Whitcomb spent seven years internationally (mostly in Australia) before coming to the Storm last season. She’s clearly earned a place in the heart of her teammates, who have heaped praise upon her throughout the last few days. But perhaps the best compliment Whitcomb’s received came from Bird after Tuesday’s game.

“The thing about Sami, she’s the most annoying player to practice against,” Bird said at the press conference. “I’m not kidding. Top-three in my career, because she never stops.”

The performances of both Whitcomb and Turner in this series surely has served as hope for any hoopers playing internationally, showing that there are many, many ways to get to the WNBA and be a contributor.

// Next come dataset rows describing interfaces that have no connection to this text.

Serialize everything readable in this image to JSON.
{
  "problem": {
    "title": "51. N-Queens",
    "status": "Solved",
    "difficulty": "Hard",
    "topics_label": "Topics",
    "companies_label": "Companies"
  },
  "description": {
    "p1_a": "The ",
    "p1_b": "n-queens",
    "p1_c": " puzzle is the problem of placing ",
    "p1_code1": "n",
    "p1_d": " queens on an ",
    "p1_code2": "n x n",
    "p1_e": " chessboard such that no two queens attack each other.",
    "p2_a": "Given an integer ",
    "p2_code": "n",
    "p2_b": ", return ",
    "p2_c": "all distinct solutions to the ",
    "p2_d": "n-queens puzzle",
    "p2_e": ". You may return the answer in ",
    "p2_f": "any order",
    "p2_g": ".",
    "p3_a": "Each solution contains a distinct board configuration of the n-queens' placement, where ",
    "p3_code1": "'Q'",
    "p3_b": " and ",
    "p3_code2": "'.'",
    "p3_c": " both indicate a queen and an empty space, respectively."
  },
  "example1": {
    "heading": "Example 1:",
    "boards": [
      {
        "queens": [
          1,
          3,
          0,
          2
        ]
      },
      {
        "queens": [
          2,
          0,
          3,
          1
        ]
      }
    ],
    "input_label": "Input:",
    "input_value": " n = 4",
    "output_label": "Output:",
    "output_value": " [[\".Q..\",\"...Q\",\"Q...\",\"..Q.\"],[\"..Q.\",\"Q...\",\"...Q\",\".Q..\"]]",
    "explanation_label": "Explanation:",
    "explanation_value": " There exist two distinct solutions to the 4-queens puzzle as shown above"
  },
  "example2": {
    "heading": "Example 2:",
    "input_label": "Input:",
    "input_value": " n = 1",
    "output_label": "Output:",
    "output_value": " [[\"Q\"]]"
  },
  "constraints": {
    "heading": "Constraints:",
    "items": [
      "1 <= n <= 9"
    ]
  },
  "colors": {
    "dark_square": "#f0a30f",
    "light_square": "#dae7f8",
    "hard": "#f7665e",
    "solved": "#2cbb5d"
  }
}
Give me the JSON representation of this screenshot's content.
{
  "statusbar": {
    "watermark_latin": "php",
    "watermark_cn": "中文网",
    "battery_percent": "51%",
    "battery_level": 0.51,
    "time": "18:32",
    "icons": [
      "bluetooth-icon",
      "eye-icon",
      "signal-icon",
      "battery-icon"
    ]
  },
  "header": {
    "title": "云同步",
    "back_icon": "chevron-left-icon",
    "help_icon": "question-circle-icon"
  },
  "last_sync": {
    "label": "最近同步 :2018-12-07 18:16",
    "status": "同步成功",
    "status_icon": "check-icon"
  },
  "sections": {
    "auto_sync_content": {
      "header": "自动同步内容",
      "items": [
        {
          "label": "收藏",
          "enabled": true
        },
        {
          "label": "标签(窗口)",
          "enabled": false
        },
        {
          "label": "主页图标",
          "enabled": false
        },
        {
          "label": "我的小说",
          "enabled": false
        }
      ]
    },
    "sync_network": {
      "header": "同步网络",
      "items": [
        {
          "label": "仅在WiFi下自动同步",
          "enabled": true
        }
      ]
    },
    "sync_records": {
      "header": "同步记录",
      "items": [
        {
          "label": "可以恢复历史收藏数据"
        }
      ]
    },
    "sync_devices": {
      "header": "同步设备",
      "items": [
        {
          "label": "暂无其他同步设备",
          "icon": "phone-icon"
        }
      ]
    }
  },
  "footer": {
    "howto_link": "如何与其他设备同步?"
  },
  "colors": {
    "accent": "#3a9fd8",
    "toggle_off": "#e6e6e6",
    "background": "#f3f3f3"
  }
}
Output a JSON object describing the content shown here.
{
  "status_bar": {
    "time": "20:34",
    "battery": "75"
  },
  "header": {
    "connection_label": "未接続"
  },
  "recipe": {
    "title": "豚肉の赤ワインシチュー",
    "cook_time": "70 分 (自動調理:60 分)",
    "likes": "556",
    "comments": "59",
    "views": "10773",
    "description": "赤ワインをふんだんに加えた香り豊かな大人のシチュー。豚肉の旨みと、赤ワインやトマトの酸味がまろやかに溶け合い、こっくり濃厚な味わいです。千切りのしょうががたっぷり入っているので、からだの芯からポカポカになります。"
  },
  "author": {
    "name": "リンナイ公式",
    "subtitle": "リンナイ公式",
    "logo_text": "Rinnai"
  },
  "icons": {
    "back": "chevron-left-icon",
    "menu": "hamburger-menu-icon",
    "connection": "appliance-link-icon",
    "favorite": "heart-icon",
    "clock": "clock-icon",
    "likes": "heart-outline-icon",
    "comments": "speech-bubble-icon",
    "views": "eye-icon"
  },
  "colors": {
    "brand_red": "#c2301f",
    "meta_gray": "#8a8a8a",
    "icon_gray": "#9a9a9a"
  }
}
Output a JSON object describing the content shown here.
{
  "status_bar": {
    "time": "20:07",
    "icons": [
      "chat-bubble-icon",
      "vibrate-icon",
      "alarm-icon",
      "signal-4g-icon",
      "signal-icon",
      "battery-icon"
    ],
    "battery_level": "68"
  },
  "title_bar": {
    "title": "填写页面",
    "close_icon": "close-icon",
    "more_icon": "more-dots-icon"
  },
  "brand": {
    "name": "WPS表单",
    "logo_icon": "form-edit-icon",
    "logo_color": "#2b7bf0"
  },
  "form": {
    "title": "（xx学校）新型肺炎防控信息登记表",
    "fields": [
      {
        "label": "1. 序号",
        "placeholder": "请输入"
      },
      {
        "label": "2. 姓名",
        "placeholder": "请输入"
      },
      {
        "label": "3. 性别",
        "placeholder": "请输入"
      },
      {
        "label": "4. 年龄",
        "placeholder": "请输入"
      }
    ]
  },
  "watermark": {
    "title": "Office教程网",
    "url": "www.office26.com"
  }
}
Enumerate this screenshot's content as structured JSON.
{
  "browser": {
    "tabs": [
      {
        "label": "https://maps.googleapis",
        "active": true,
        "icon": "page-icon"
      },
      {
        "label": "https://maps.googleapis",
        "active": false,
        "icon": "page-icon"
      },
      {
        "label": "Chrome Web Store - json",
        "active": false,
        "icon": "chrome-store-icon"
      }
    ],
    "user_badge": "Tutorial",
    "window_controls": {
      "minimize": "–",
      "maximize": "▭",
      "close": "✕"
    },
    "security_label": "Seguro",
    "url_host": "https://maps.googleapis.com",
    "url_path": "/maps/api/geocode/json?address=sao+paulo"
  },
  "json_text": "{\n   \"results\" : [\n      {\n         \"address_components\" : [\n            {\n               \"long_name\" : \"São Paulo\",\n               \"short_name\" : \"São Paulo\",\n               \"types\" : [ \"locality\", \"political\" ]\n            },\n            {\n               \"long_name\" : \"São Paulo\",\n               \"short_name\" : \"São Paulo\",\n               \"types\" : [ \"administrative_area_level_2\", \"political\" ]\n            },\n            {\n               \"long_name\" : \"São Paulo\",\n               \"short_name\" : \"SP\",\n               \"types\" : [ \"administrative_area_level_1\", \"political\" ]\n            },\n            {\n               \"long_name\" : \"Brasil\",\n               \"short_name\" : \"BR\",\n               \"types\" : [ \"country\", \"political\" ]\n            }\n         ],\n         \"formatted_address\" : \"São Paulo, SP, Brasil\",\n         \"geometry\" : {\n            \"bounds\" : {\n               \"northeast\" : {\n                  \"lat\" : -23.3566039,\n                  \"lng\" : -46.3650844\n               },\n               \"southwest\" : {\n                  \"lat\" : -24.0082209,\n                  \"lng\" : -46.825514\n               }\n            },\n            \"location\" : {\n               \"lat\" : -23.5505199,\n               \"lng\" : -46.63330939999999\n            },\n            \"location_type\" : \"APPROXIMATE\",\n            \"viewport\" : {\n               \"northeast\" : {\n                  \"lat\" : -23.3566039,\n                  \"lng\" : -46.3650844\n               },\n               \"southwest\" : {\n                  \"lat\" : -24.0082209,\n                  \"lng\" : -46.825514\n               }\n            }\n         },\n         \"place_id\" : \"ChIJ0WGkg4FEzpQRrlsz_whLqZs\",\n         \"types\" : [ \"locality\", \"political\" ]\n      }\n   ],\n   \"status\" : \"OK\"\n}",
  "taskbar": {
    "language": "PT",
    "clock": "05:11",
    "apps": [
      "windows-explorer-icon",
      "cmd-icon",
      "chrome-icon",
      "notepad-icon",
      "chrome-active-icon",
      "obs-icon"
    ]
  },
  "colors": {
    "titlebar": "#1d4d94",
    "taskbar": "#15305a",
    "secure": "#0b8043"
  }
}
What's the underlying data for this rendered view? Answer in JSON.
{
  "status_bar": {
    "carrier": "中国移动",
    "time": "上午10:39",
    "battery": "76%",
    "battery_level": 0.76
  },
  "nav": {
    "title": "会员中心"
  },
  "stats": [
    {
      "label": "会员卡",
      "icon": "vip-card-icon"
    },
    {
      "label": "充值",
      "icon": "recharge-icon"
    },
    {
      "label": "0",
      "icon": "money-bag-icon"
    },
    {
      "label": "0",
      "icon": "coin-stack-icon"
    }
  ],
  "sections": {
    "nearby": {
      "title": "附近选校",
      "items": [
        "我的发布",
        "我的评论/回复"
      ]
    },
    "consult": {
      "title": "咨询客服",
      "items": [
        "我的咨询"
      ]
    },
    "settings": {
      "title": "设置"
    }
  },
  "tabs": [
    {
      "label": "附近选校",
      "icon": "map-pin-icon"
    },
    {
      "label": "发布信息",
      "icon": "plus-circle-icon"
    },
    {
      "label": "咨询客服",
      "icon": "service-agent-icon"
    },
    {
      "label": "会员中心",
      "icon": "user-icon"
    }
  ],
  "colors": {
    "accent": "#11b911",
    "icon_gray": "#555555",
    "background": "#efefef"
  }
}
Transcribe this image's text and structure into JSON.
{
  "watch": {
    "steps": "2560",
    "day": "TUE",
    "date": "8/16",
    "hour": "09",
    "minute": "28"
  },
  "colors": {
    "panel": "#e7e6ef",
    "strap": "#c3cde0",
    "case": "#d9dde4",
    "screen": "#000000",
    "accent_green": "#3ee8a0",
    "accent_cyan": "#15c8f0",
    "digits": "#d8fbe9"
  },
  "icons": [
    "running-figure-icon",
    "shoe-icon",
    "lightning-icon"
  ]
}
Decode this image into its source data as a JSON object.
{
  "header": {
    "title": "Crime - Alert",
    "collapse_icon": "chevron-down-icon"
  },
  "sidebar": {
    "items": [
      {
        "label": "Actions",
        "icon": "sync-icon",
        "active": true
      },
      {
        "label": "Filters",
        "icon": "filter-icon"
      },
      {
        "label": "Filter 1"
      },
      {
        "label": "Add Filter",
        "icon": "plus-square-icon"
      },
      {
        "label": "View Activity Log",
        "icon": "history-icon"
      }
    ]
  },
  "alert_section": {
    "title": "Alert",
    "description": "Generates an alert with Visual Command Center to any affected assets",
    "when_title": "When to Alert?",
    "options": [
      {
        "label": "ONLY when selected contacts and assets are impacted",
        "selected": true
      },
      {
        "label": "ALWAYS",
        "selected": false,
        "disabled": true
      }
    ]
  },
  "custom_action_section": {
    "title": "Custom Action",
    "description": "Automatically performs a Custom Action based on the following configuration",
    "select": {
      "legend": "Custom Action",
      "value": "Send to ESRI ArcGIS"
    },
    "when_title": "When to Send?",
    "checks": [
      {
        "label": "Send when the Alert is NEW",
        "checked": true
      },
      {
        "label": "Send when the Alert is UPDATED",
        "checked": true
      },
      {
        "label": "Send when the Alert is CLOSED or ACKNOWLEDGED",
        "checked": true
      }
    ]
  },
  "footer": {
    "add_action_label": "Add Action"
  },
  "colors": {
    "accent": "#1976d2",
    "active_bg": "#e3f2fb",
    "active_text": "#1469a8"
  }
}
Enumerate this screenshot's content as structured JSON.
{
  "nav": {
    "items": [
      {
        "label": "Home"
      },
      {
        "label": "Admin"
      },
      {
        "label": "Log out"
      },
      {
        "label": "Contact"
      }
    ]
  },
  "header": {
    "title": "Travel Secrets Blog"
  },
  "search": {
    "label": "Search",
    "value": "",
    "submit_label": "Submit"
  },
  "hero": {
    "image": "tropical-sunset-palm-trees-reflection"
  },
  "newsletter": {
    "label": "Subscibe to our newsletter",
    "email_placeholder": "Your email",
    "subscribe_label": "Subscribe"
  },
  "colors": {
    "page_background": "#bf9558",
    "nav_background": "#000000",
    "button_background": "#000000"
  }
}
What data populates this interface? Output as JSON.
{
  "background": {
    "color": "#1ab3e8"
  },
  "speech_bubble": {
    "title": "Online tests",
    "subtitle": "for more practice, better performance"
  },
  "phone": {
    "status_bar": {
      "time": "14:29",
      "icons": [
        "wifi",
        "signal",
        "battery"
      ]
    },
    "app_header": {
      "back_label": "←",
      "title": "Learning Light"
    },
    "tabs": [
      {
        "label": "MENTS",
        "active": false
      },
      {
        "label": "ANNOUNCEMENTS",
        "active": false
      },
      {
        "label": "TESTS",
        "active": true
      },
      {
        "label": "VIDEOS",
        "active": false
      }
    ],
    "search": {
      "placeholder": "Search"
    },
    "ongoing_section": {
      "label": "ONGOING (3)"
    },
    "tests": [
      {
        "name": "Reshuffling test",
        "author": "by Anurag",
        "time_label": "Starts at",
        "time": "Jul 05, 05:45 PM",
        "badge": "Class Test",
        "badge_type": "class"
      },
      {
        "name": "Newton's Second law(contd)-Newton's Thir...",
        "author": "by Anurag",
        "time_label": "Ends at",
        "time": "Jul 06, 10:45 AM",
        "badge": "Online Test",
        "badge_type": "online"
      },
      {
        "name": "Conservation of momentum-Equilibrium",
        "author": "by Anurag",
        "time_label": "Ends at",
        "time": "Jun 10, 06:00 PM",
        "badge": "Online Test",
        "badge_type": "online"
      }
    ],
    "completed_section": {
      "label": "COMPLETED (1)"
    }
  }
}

Tauarsi’s streak finally ends in wild series

SEATTLE, WA – SEPTEMBER 4: Sue Bird #10 of the Seattle Storm and Diana Taurasi #3 of the Phoenix Mercury hug after the game during Game Five of the 2018 WNBA Playoffs on September 4, 2018 at Key Arena in Seattle, Washington. NOTE TO USER: User expressly acknowledges and agrees that, by downloading and/or using this Photograph, user is consenting to the terms and conditions of Getty Images License Agreement. Mandatory Copyright Notice: Copyright 2018 NBAE (Photo by Joshua Huston/NBAE via Getty Images)

For the 14th time in her career, Taurasi had the Phoenix Mercury playing in a winner-take-all game on Tuesday night. But for the first time, she left that game defeated.

Taurasi gave a valiant effort, scoring 17 points on 7-of-15 shooting and 3-of-9 from deep. But she was hampered by foul trouble through much of the first three quarters, including picking up a questionable fourth foul midway through the third quarter.

Bird referenced Taurasi’s incredible comeback late in Game 2 to force overtime as why the Storm weren’t ready to start celebrating until the clock truly was all zeroes. It’s the ultimate respect to the veteran Phoenix team, who will still go down in WNBA history as the first team to force a Game 5 after starting 0-2 in a best-of-5 series.

And if her streak were to end at any point, it took a series like this — and a performance like what her long-time friend Bird gave —to finish it off, something even the losing coach could look at and appreciate moments after a loss.

“It’s been a fantastic series. It’s great for the WNBA. We’ve faced a lot of adversity, but I’m really proud of my team,” Mercury coach Sandy Brondello said at her postgame press conference. “It’s unfortunate that only one team can move on, because it was a great series. But there’s things that we can learn from and build on for next year.”